When that is the case you can start with an curso de milagros. In the case of fiction, some authors prefer to develop a detailed plot line and outline before they get to writing. Others begin by just writing and seeing where the creative process leads. People like that often face a great deal more editing after they have produced a first draft.
Depending upon the other demands in your life and your over all personality structure, you may also need to create a scheduled production time. This could be anything from ‘for an hour in the morning before the children get up’ to ‘9 am to 5 pm Monday through Friday.’
Editing & Book Proposals
After you have a draft, you can edit the entire work. Around the same time that you do this, you can also begin to query, and to prepare the book proposals. If you pitched and it worked, then you know who will be directing your queries to or where you will be submitting your book proposal. If you have had astoundingly good luck, then you will actually already have a publishing deal for your book. In that case, you know where to send the edited version of the book.
Editing tips: while a lot of editing can be done right after you complete the work, the more emotionally invested or simply overworked you are from writing the first draft the more you need to let the draft just sit for a while before you edit it. How long it should just lie around without you doing anything with it can vary from 2 weeks to 13 years. In most cases, you will be able to edit the thing with improved emotional distance after 2 weeks to 2 months. Even if you think you are not emotional about your book project, you should wait. Once you forget the exact details of what you meant to write, it will be easier to see what you actually wrote. Typos and other errors will become more readily apparent.
If you have the money and the connections to, hire a second person to edit the work for you at least once. Constructive criticism can be a big help in improving your performance. Outside editors tend to see things you miss as the author. In some cases, your editor will make you happy by showing you how well you wrote your book or story.

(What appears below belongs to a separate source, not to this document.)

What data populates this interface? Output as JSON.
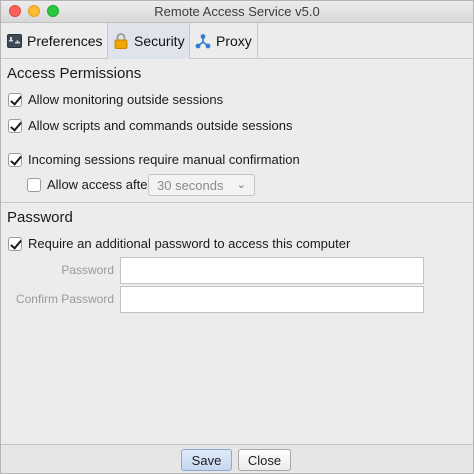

Once the work is edited, put together your query letter and assemble any other information the prospective publishers may want from you. This may include: an overview of the market for the type of book you have written, the first 3 chapters of the manuscript, a direct sales pitch letter to the publishing company to convince them how great your book is. They do normally expect a short bio, but it can be quite brief, telling them mainly how or where your work has been published and how well you were paid or if the problem is that you were not.